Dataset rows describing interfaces
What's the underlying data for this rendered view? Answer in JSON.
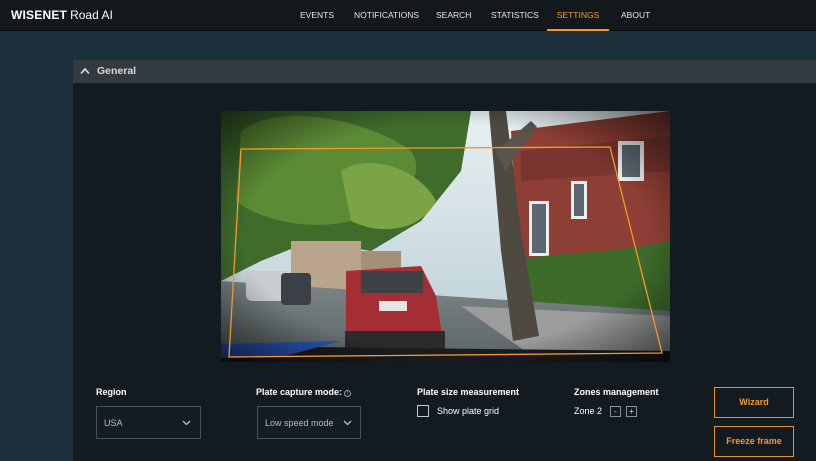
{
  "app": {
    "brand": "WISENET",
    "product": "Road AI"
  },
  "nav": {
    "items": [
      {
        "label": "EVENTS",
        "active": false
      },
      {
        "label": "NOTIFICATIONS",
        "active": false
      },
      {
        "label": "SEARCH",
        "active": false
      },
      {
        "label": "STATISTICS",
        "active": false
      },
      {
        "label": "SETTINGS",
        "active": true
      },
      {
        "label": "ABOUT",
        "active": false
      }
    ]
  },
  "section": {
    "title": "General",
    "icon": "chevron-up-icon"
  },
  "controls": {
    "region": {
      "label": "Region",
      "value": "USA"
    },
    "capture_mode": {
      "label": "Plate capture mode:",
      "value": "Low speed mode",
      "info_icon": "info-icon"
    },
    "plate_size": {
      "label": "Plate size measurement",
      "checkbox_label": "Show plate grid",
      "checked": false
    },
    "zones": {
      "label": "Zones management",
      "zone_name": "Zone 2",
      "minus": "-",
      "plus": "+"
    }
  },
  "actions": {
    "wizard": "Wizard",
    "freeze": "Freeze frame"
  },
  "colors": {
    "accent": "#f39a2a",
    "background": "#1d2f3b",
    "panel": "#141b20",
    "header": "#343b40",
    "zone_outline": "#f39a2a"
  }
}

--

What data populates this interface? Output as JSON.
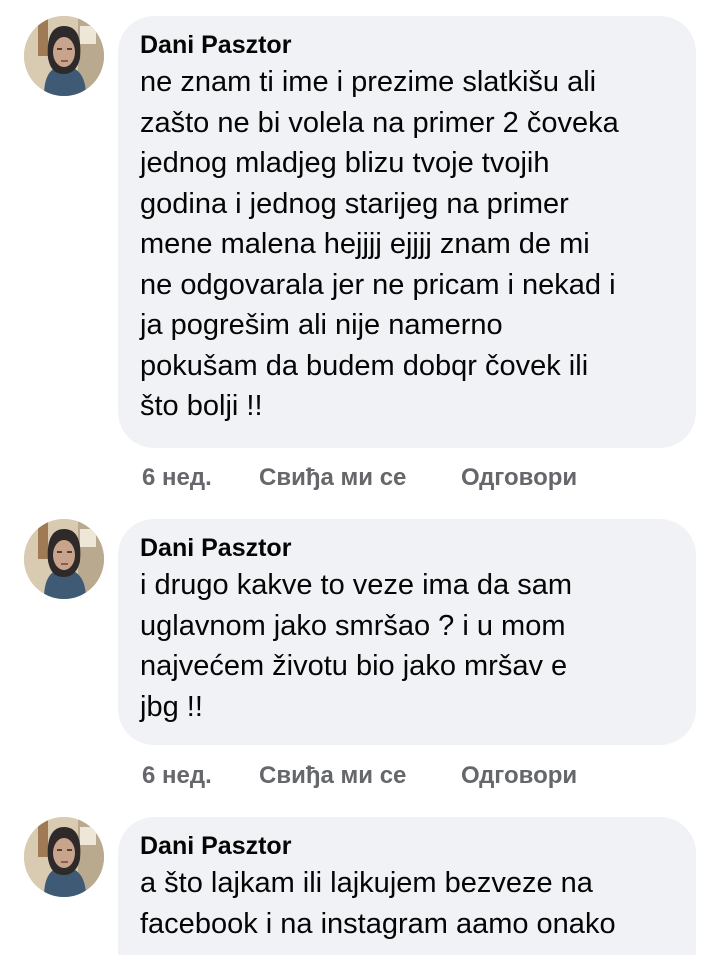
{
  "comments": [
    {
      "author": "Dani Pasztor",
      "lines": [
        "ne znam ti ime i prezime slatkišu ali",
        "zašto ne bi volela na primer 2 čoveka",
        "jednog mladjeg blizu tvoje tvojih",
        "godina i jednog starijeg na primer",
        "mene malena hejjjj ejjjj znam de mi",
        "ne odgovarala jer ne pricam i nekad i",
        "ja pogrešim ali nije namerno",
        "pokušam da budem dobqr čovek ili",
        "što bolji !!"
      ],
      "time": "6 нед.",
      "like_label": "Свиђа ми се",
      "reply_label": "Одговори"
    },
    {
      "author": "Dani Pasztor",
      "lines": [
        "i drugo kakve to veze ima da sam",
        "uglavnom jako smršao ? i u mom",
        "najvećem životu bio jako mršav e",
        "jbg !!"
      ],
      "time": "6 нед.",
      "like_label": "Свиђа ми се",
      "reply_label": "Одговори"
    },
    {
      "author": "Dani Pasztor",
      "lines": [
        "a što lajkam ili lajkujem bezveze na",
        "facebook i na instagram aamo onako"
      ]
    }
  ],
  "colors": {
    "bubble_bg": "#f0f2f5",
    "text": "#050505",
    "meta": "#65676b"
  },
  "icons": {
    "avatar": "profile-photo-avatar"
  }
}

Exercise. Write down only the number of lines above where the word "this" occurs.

Output below. 2